§ REQUIREMENT
Retype each entry below exactly. Do not carry any image over.

────────────────────────────────────────

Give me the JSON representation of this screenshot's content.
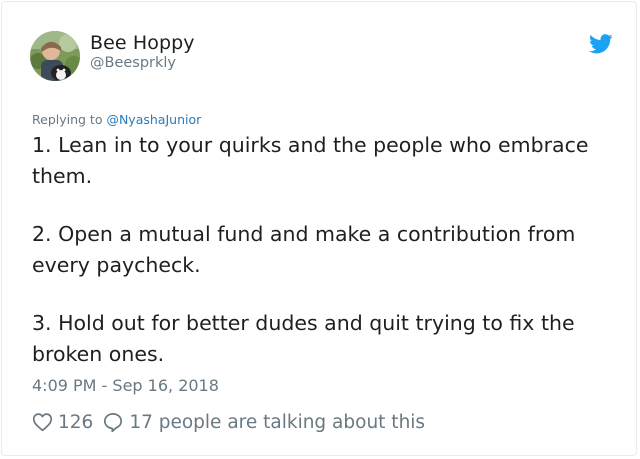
{
  "tweet": {
    "author_name": "Bee Hoppy",
    "author_handle": "@Beesprkly",
    "replying_prefix": "Replying to ",
    "replying_to": "@NyashaJunior",
    "paragraphs": [
      "1. Lean in to your quirks and the people who embrace them.",
      "2. Open a mutual fund and make a contribution from every paycheck.",
      "3. Hold out for better dudes and quit trying to fix the broken ones."
    ],
    "timestamp": "4:09 PM - Sep 16, 2018",
    "like_count": "126",
    "talking_text": "17 people are talking about this"
  },
  "icons": {
    "brand": "twitter-bird-icon",
    "like": "heart-outline-icon",
    "reply": "speech-bubble-icon"
  },
  "colors": {
    "brand_blue": "#1da1f2",
    "link_blue": "#2b7bb9",
    "muted_gray": "#697882",
    "text_dark": "#1c2022",
    "border": "#e6ecf0"
  }
}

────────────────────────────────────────

§ TASK ANSWER
Give me the JSON representation of this screenshot's content.
{
  "tweet": {
    "author_name": "Bee Hoppy",
    "author_handle": "@Beesprkly",
    "replying_prefix": "Replying to ",
    "replying_to": "@NyashaJunior",
    "paragraphs": [
      "1. Lean in to your quirks and the people who embrace them.",
      "2. Open a mutual fund and make a contribution from every paycheck.",
      "3. Hold out for better dudes and quit trying to fix the broken ones."
    ],
    "timestamp": "4:09 PM - Sep 16, 2018",
    "like_count": "126",
    "talking_text": "17 people are talking about this"
  },
  "icons": {
    "brand": "twitter-bird-icon",
    "like": "heart-outline-icon",
    "reply": "speech-bubble-icon"
  },
  "colors": {
    "brand_blue": "#1da1f2",
    "link_blue": "#2b7bb9",
    "muted_gray": "#697882",
    "text_dark": "#1c2022",
    "border": "#e6ecf0"
  }
}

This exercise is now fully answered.